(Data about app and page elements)
•••••

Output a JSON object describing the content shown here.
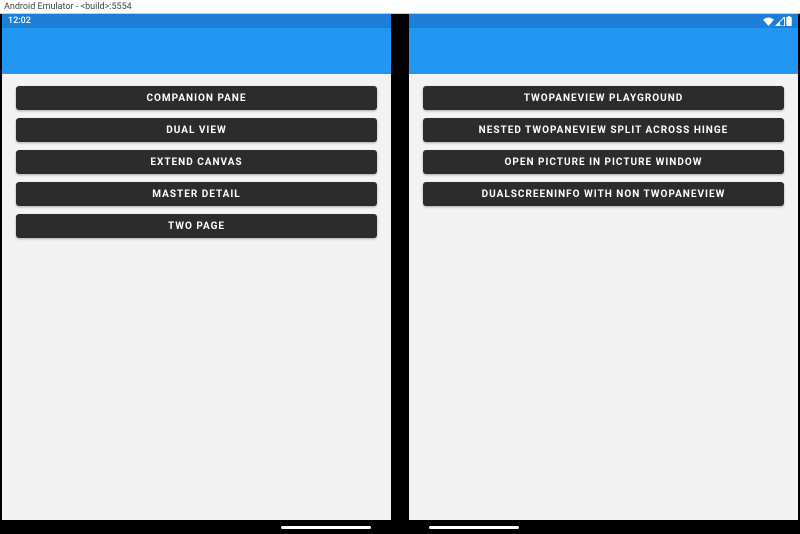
{
  "window": {
    "title": "Android Emulator - <build>:5554"
  },
  "status": {
    "time": "12:02"
  },
  "left_pane": {
    "buttons": [
      {
        "label": "COMPANION PANE"
      },
      {
        "label": "DUAL VIEW"
      },
      {
        "label": "EXTEND CANVAS"
      },
      {
        "label": "MASTER DETAIL"
      },
      {
        "label": "TWO PAGE"
      }
    ]
  },
  "right_pane": {
    "buttons": [
      {
        "label": "TWOPANEVIEW PLAYGROUND"
      },
      {
        "label": "NESTED TWOPANEVIEW SPLIT ACROSS HINGE"
      },
      {
        "label": "OPEN PICTURE IN PICTURE WINDOW"
      },
      {
        "label": "DUALSCREENINFO WITH NON TWOPANEVIEW"
      }
    ]
  }
}
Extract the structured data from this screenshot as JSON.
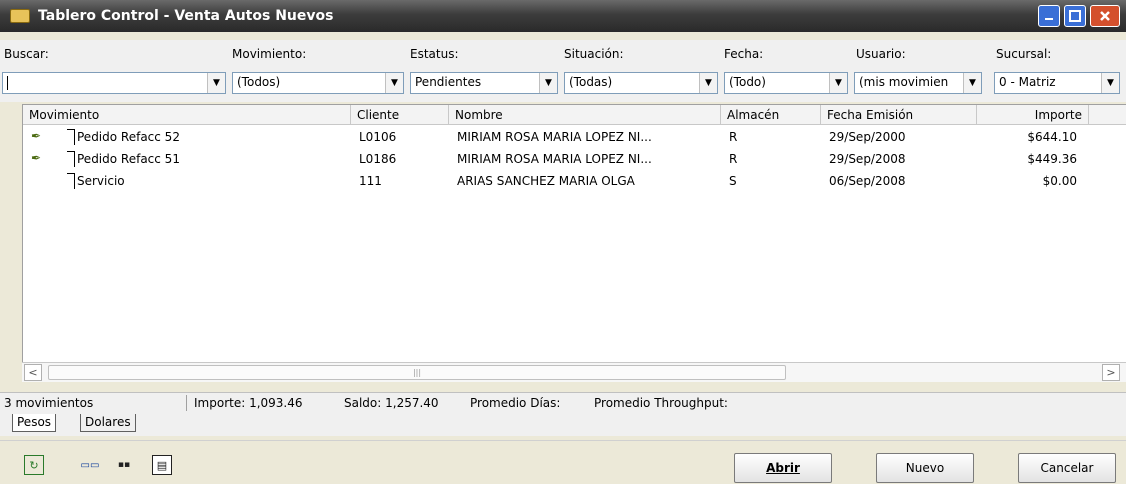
{
  "window": {
    "title": "Tablero Control - Venta Autos Nuevos"
  },
  "filters": {
    "buscar": {
      "label": "Buscar:",
      "value": ""
    },
    "movimiento": {
      "label": "Movimiento:",
      "value": "(Todos)"
    },
    "estatus": {
      "label": "Estatus:",
      "value": "Pendientes"
    },
    "situacion": {
      "label": "Situación:",
      "value": "(Todas)"
    },
    "fecha": {
      "label": "Fecha:",
      "value": "(Todo)"
    },
    "usuario": {
      "label": "Usuario:",
      "value": "(mis movimien"
    },
    "sucursal": {
      "label": "Sucursal:",
      "value": "0 - Matriz"
    }
  },
  "grid": {
    "columns": [
      "Movimiento",
      "Cliente",
      "Nombre",
      "Almacén",
      "Fecha Emisión",
      "Importe"
    ],
    "rows": [
      {
        "movimiento": "Pedido Refacc 52",
        "cliente": "L0106",
        "nombre": "MIRIAM ROSA MARIA LOPEZ  NI...",
        "almacen": "R",
        "fecha": "29/Sep/2000",
        "importe": "$644.10",
        "flag": true
      },
      {
        "movimiento": "Pedido Refacc 51",
        "cliente": "L0186",
        "nombre": "MIRIAM ROSA MARIA LOPEZ  NI...",
        "almacen": "R",
        "fecha": "29/Sep/2008",
        "importe": "$449.36",
        "flag": true
      },
      {
        "movimiento": "Servicio",
        "cliente": "111",
        "nombre": "ARIAS SANCHEZ MARIA OLGA",
        "almacen": "S",
        "fecha": "06/Sep/2008",
        "importe": "$0.00",
        "flag": false
      }
    ]
  },
  "status": {
    "count": "3 movimientos",
    "importe": "Importe: 1,093.46",
    "saldo": "Saldo: 1,257.40",
    "promedio_dias": "Promedio Días:",
    "promedio_throughput": "Promedio Throughput:"
  },
  "tabs": [
    "Pesos",
    "Dolares"
  ],
  "buttons": {
    "abrir": "Abrir",
    "nuevo": "Nuevo",
    "cancelar": "Cancelar"
  },
  "icons": [
    "refresh-icon",
    "print-preview-icon",
    "columns-icon",
    "grid-view-icon"
  ],
  "colors": {
    "titlebar": "#3c3c3c",
    "close": "#d4502c"
  }
}
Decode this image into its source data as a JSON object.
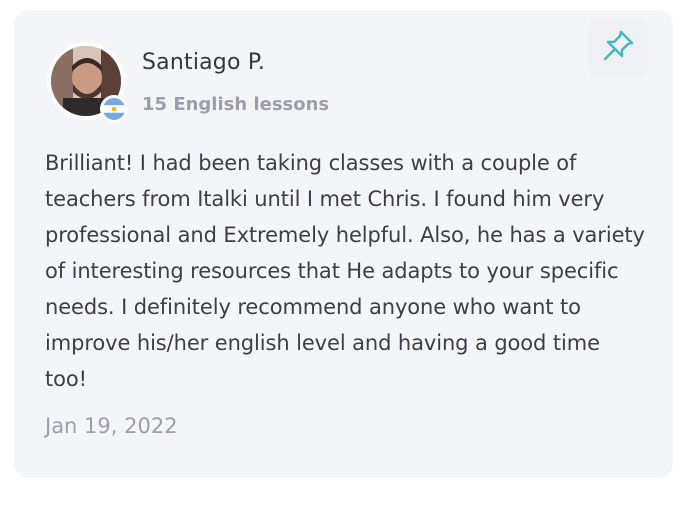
{
  "reviewer": {
    "name": "Santiago P.",
    "lessons": "15 English lessons",
    "flag_icon": "argentina-flag-icon"
  },
  "review": {
    "text": "Brilliant! I had been taking classes with a couple of teachers from Italki until I met Chris. I found him very professional and Extremely helpful. Also, he has a variety of interesting resources that He adapts to your specific needs. I definitely recommend anyone who want to improve his/her english level and having a good time too!",
    "date": "Jan 19, 2022"
  },
  "actions": {
    "pin_icon": "pushpin-icon"
  },
  "colors": {
    "card_background": "#f4f5f8",
    "accent_teal": "#3fb8c4",
    "text_primary": "#333740",
    "text_muted": "#9aa0ab",
    "flag_blue": "#74acdf"
  }
}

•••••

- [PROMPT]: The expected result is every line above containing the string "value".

- [TASK RESULT]:
      "value": ""
      "value": "(Todos)"
      "value": "Pendientes"
      "value": "(Todas)"
      "value": "(Todo)"
      "value": "(mis movimien"
      "value": "0 - Matriz"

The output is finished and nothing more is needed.